Murphy criticised reckless tackling by some players and pointed the finger at the approach favoured by managers at three clubs - Stoke, Blackburn and Wolves.
A statement from the League Managers' Association insisted such violent tackles were not encouraged by coaches and indicated Murphy should not have spoken out, saying: "It is inappropriate for individuals to direct criticism at certain managers who are honest, professional and continue to achieve success on the field with their clubs."
The staement continued: "The accomplishments of the managers mentioned should be applauded rather than publicly judged. Professional football managers certainly do not incite their players to go out and cause injury to fellow professionals.
"Two of the three clubs mentioned have yet to receive a red card in the Barclays Premier League this season."
The LMA statement pointed out that the speed of the game and the fact players are stronger and quicker makes the impact of mistimed tackles is far greater than in the past.
Coaches instruct players not be lured into early challenges and to stay on their feet, the LMA said.

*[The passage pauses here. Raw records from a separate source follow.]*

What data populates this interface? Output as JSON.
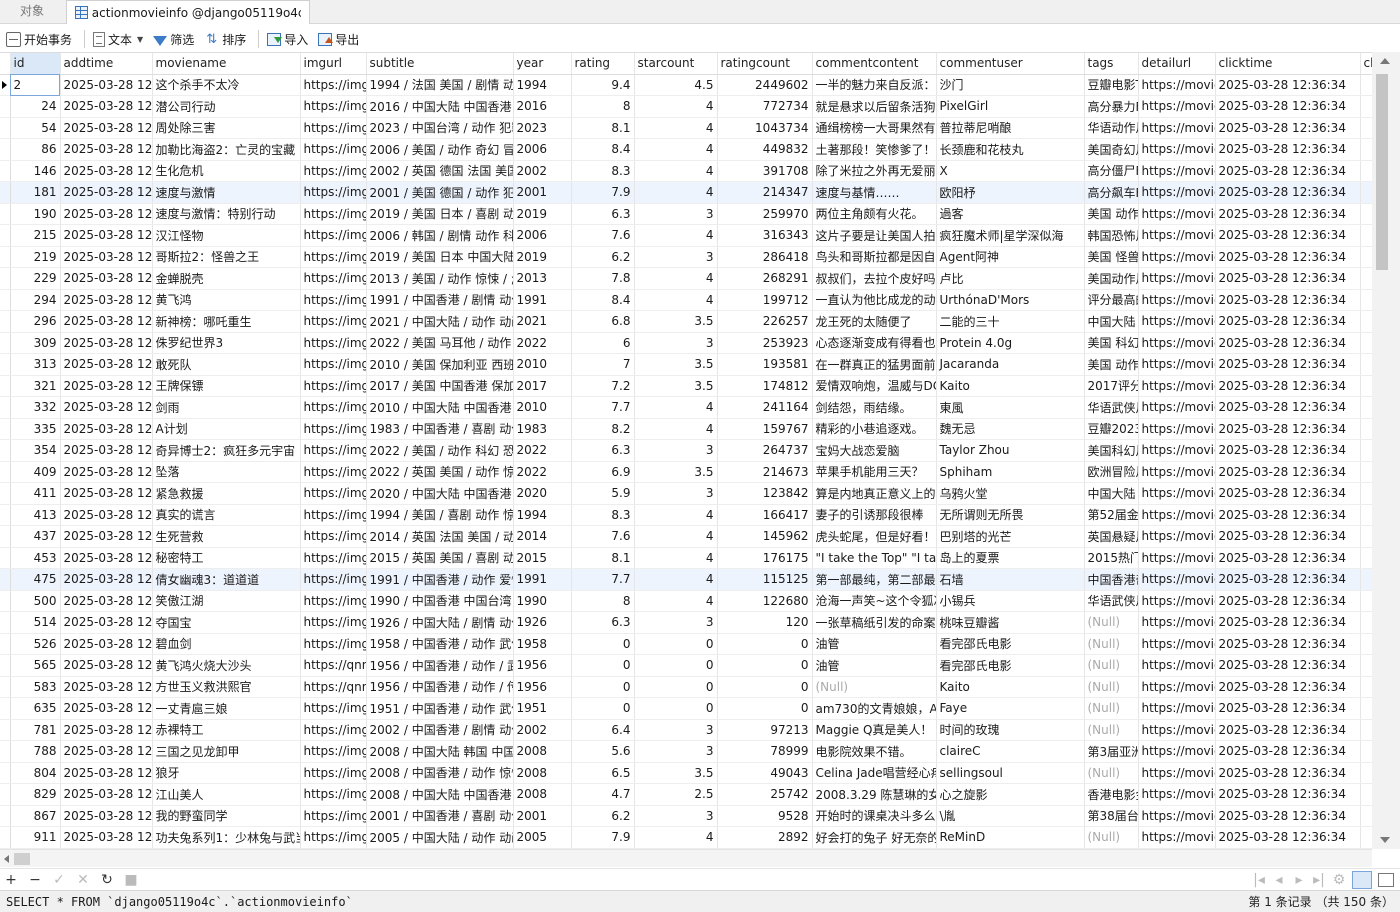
{
  "tabs": {
    "objects": "对象",
    "active": "actionmovieinfo @django05119o4c (..."
  },
  "toolbar": {
    "begin": "开始事务",
    "text": "文本",
    "filter": "筛选",
    "sort": "排序",
    "import": "导入",
    "export": "导出"
  },
  "columns": [
    "id",
    "addtime",
    "moviename",
    "imgurl",
    "subtitle",
    "year",
    "rating",
    "starcount",
    "ratingcount",
    "commentcontent",
    "commentuser",
    "tags",
    "detailurl",
    "clicktime",
    "cl"
  ],
  "rows": [
    [
      "2",
      "2025-03-28 12:3",
      "这个杀手不太冷",
      "https://img",
      "1994 / 法国 美国 / 剧情 动",
      "1994",
      "9.4",
      "4.5",
      "2449602",
      "一半的魅力来自反派：",
      "沙门",
      "豆瓣电影T",
      "https://movie",
      "2025-03-28 12:36:34"
    ],
    [
      "24",
      "2025-03-28 12:3",
      "潜公司行动",
      "https://img",
      "2016 / 中国大陆 中国香港 /",
      "2016",
      "8",
      "4",
      "772734",
      "就是悬求以后留条活狗",
      "PixelGirl",
      "高分暴力F",
      "https://movie",
      "2025-03-28 12:36:34"
    ],
    [
      "54",
      "2025-03-28 12:3",
      "周处除三害",
      "https://img",
      "2023 / 中国台湾 / 动作 犯罪",
      "2023",
      "8.1",
      "4",
      "1043734",
      "通缉榜榜一大哥果然有",
      "普拉蒂尼哨酿",
      "华语动作片",
      "https://movie",
      "2025-03-28 12:36:34"
    ],
    [
      "86",
      "2025-03-28 12:3",
      "加勒比海盗2：亡灵的宝藏",
      "https://img",
      "2006 / 美国 / 动作 奇幻 冒",
      "2006",
      "8.4",
      "4",
      "449832",
      "土著那段！笑惨爹了！！",
      "长颈鹿和花枝丸",
      "美国奇幻片",
      "https://movie",
      "2025-03-28 12:36:34"
    ],
    [
      "146",
      "2025-03-28 12:3",
      "生化危机",
      "https://img",
      "2002 / 英国 德国 法国 美国",
      "2002",
      "8.3",
      "4",
      "391708",
      "除了米拉之外再无爱丽丝",
      "X",
      "高分僵尸F",
      "https://movie",
      "2025-03-28 12:36:34"
    ],
    [
      "181",
      "2025-03-28 12:3",
      "速度与激情",
      "https://img",
      "2001 / 美国 德国 / 动作 犯",
      "2001",
      "7.9",
      "4",
      "214347",
      "速度与基情……",
      "欧阳杼",
      "高分飙车F",
      "https://movie",
      "2025-03-28 12:36:34"
    ],
    [
      "190",
      "2025-03-28 12:3",
      "速度与激情：特别行动",
      "https://img",
      "2019 / 美国 日本 / 喜剧 动",
      "2019",
      "6.3",
      "3",
      "259970",
      "两位主角颇有火花。",
      "過客",
      "美国 动作",
      "https://movie",
      "2025-03-28 12:36:34"
    ],
    [
      "215",
      "2025-03-28 12:3",
      "汉江怪物",
      "https://img",
      "2006 / 韩国 / 剧情 动作 科",
      "2006",
      "7.6",
      "4",
      "316343",
      "这片子要是让美国人拍肯",
      "疯狂魔术师|星学深似海",
      "韩国恐怖片",
      "https://movie",
      "2025-03-28 12:36:34"
    ],
    [
      "219",
      "2025-03-28 12:3",
      "哥斯拉2：怪兽之王",
      "https://img",
      "2019 / 美国 日本 中国大陆",
      "2019",
      "6.2",
      "3",
      "286418",
      "鸟头和哥斯拉都是因自己",
      "Agent阿神",
      "美国 怪兽",
      "https://movie",
      "2025-03-28 12:36:34"
    ],
    [
      "229",
      "2025-03-28 12:3",
      "金蝉脱壳",
      "https://img",
      "2013 / 美国 / 动作 惊悚 / ;",
      "2013",
      "7.8",
      "4",
      "268291",
      "叔叔们，去拉个皮好吗！",
      "卢比",
      "美国动作片",
      "https://movie",
      "2025-03-28 12:36:34"
    ],
    [
      "294",
      "2025-03-28 12:3",
      "黄飞鸿",
      "https://img",
      "1991 / 中国香港 / 剧情 动作",
      "1991",
      "8.4",
      "4",
      "199712",
      "一直认为他比成龙的动作",
      "UrthónaD'Mors",
      "评分最高的",
      "https://movie",
      "2025-03-28 12:36:34"
    ],
    [
      "296",
      "2025-03-28 12:3",
      "新神榜：哪吒重生",
      "https://img",
      "2021 / 中国大陆 / 动作 动画",
      "2021",
      "6.8",
      "3.5",
      "226257",
      "龙王死的太随便了",
      "二能的三十",
      "中国大陆",
      "https://movie",
      "2025-03-28 12:36:34"
    ],
    [
      "309",
      "2025-03-28 12:3",
      "侏罗纪世界3",
      "https://img",
      "2022 / 美国 马耳他 / 动作 ;",
      "2022",
      "6",
      "3",
      "253923",
      "心态逐渐变成有得看也行",
      "Protein 4.0g",
      "美国 科幻",
      "https://movie",
      "2025-03-28 12:36:34"
    ],
    [
      "313",
      "2025-03-28 12:3",
      "敢死队",
      "https://img",
      "2010 / 美国 保加利亚 西班牙",
      "2010",
      "7",
      "3.5",
      "193581",
      "在一群真正的猛男面前，",
      "Jacaranda",
      "美国 动作",
      "https://movie",
      "2025-03-28 12:36:34"
    ],
    [
      "321",
      "2025-03-28 12:3",
      "王牌保镖",
      "https://img",
      "2017 / 美国 中国香港 保加利",
      "2017",
      "7.2",
      "3.5",
      "174812",
      "爱情双响炮，温威与DC",
      "Kaito",
      "2017评分",
      "https://movie",
      "2025-03-28 12:36:34"
    ],
    [
      "332",
      "2025-03-28 12:3",
      "剑雨",
      "https://img",
      "2010 / 中国大陆 中国香港 台",
      "2010",
      "7.7",
      "4",
      "241164",
      "剑结怨，雨结缘。",
      "東風",
      "华语武侠片",
      "https://movie",
      "2025-03-28 12:36:34"
    ],
    [
      "335",
      "2025-03-28 12:3",
      "A计划",
      "https://img",
      "1983 / 中国香港 / 喜剧 动作",
      "1983",
      "8.2",
      "4",
      "159767",
      "精彩的小巷追逐戏。",
      "魏无忌",
      "豆瓣2023",
      "https://movie",
      "2025-03-28 12:36:34"
    ],
    [
      "354",
      "2025-03-28 12:3",
      "奇异博士2：疯狂多元宇宙",
      "https://img",
      "2022 / 美国 / 动作 科幻 恐",
      "2022",
      "6.3",
      "3",
      "264737",
      "宝妈大战恋爱脑",
      "Taylor Zhou",
      "美国科幻片",
      "https://movie",
      "2025-03-28 12:36:34"
    ],
    [
      "409",
      "2025-03-28 12:3",
      "坠落",
      "https://img",
      "2022 / 英国 美国 / 动作 惊",
      "2022",
      "6.9",
      "3.5",
      "214673",
      "苹果手机能用三天？",
      "Sphiham",
      "欧洲冒险片",
      "https://movie",
      "2025-03-28 12:36:34"
    ],
    [
      "411",
      "2025-03-28 12:3",
      "紧急救援",
      "https://img",
      "2020 / 中国大陆 中国香港 /",
      "2020",
      "5.9",
      "3",
      "123842",
      "算是内地真正意义上的",
      "乌鸦火堂",
      "中国大陆",
      "https://movie",
      "2025-03-28 12:36:34"
    ],
    [
      "413",
      "2025-03-28 12:3",
      "真实的谎言",
      "https://img",
      "1994 / 美国 / 喜剧 动作 惊",
      "1994",
      "8.3",
      "4",
      "166417",
      "妻子的引诱那段很棒",
      "无所谓则无所畏",
      "第52届金B",
      "https://movie",
      "2025-03-28 12:36:34"
    ],
    [
      "437",
      "2025-03-28 12:3",
      "生死营救",
      "https://img",
      "2014 / 英国 法国 美国 / 动",
      "2014",
      "7.6",
      "4",
      "145962",
      "虎头蛇尾，但是好看！",
      "巴别塔的光芒",
      "英国悬疑片",
      "https://movie",
      "2025-03-28 12:36:34"
    ],
    [
      "453",
      "2025-03-28 12:3",
      "秘密特工",
      "https://img",
      "2015 / 英国 美国 / 喜剧 动",
      "2015",
      "8.1",
      "4",
      "176175",
      "\"I take the Top\" \"I tak",
      "岛上的夏票",
      "2015热门",
      "https://movie",
      "2025-03-28 12:36:34"
    ],
    [
      "475",
      "2025-03-28 12:3",
      "倩女幽魂3：道道道",
      "https://img",
      "1991 / 中国香港 / 动作 爱情",
      "1991",
      "7.7",
      "4",
      "115125",
      "第一部最纯，第二部最都",
      "石墙",
      "中国香港奇",
      "https://movie",
      "2025-03-28 12:36:34"
    ],
    [
      "500",
      "2025-03-28 12:3",
      "笑傲江湖",
      "https://img",
      "1990 / 中国香港 中国台湾 /",
      "1990",
      "8",
      "4",
      "122680",
      "沧海一声笑~这个令狐冲",
      "小锡兵",
      "华语武侠片",
      "https://movie",
      "2025-03-28 12:36:34"
    ],
    [
      "514",
      "2025-03-28 12:3",
      "夺国宝",
      "https://img",
      "1926 / 中国大陆 / 剧情 动作",
      "1926",
      "6.3",
      "3",
      "120",
      "一张草稿纸引发的命案。",
      "桃味豆瓣酱",
      "(Null)",
      "https://movie",
      "2025-03-28 12:36:34"
    ],
    [
      "526",
      "2025-03-28 12:3",
      "碧血剑",
      "https://img",
      "1958 / 中国香港 / 动作 武侠",
      "1958",
      "0",
      "0",
      "0",
      "油管",
      "看完邵氏电影",
      "(Null)",
      "https://movie",
      "2025-03-28 12:36:34"
    ],
    [
      "565",
      "2025-03-28 12:3",
      "黄飞鸿火烧大沙头",
      "https://qnm",
      "1956 / 中国香港 / 动作 / 武",
      "1956",
      "0",
      "0",
      "0",
      "油管",
      "看完邵氏电影",
      "(Null)",
      "https://movie",
      "2025-03-28 12:36:34"
    ],
    [
      "583",
      "2025-03-28 12:3",
      "方世玉义救洪熙官",
      "https://qnm",
      "1956 / 中国香港 / 动作 / 传",
      "1956",
      "0",
      "0",
      "0",
      "(Null)",
      "Kaito",
      "(Null)",
      "https://movie",
      "2025-03-28 12:36:34"
    ],
    [
      "635",
      "2025-03-28 12:3",
      "一丈青扈三娘",
      "https://img",
      "1951 / 中国香港 / 动作 武侠",
      "1951",
      "0",
      "0",
      "0",
      "am730的文青娘娘，An",
      "Faye",
      "(Null)",
      "https://movie",
      "2025-03-28 12:36:34"
    ],
    [
      "781",
      "2025-03-28 12:3",
      "赤裸特工",
      "https://img",
      "2002 / 中国香港 / 剧情 动作",
      "2002",
      "6.4",
      "3",
      "97213",
      "Maggie Q真是美人！",
      "时间的玫瑰",
      "(Null)",
      "https://movie",
      "2025-03-28 12:36:34"
    ],
    [
      "788",
      "2025-03-28 12:3",
      "三国之见龙卸甲",
      "https://img",
      "2008 / 中国大陆 韩国 中国香",
      "2008",
      "5.6",
      "3",
      "78999",
      "电影院效果不错。",
      "claireC",
      "第3届亚洲",
      "https://movie",
      "2025-03-28 12:36:34"
    ],
    [
      "804",
      "2025-03-28 12:3",
      "狼牙",
      "https://img",
      "2008 / 中国香港 / 动作 惊悚",
      "2008",
      "6.5",
      "3.5",
      "49043",
      "Celina Jade唱营经心疼",
      "sellingsoul",
      "(Null)",
      "https://movie",
      "2025-03-28 12:36:34"
    ],
    [
      "829",
      "2025-03-28 12:3",
      "江山美人",
      "https://img",
      "2008 / 中国大陆 中国香港 /",
      "2008",
      "4.7",
      "2.5",
      "25742",
      "2008.3.29 陈慧琳的女扮",
      "心之旋影",
      "香港电影金",
      "https://movie",
      "2025-03-28 12:36:34"
    ],
    [
      "867",
      "2025-03-28 12:3",
      "我的野蛮同学",
      "https://img",
      "2001 / 中国香港 / 喜剧 动作",
      "2001",
      "6.2",
      "3",
      "9528",
      "开始时的课桌决斗多么乏",
      "\\胤",
      "第38届台北",
      "https://movie",
      "2025-03-28 12:36:34"
    ],
    [
      "911",
      "2025-03-28 12:3",
      "功夫兔系列1：少林兔与武当",
      "https://img",
      "2005 / 中国大陆 / 动作 动画",
      "2005",
      "7.9",
      "4",
      "2892",
      "好会打的兔子 好无奈的",
      "ReMinD",
      "(Null)",
      "https://movie",
      "2025-03-28 12:36:34"
    ]
  ],
  "status": {
    "sql": "SELECT * FROM `django05119o4c`.`actionmovieinfo`",
    "count": "第 1 条记录 （共 150 条）"
  }
}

"Mistimed tackles by fractions of a second will happen and with that will be a potential risk of impact or injury but in no way does it follow that the actions are either deliberate or encouraged," added the LMA, who said managers' support staff would not back a manager who encouraged violent or reckless play in any direct or indirect way, and that if they did so it would quickly leak out.
Murphy's remarks at the Leaders in Football conference in London last week caused a storm.

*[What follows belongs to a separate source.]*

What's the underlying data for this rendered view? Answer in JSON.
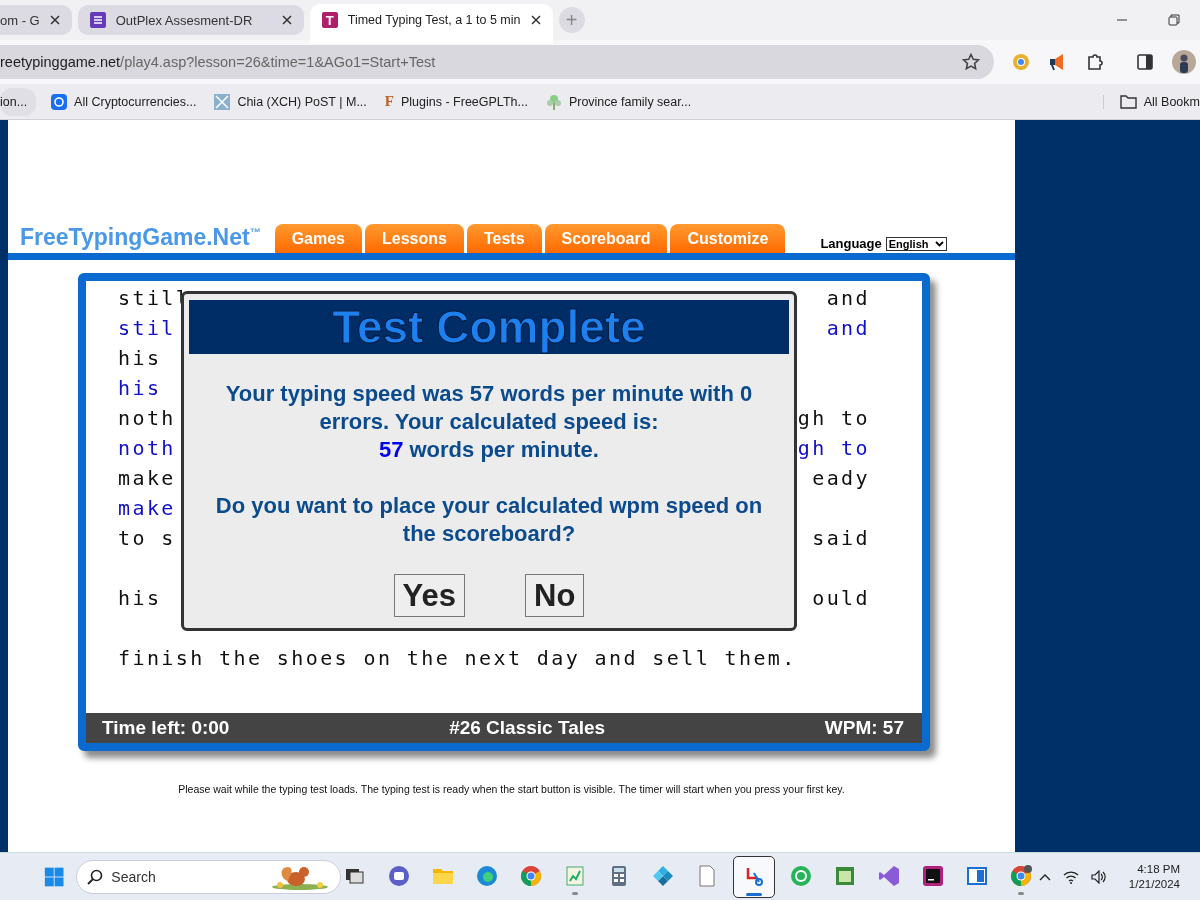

Murphy said: "You get managers who are sending their teams out to stop other teams playing, which is happening more and more - the Stokes, Blackburns, Wolves. They can say it's effective and they have got to win games but the fact is the managers are sending out their players so pumped up there is inevitably going to be problems."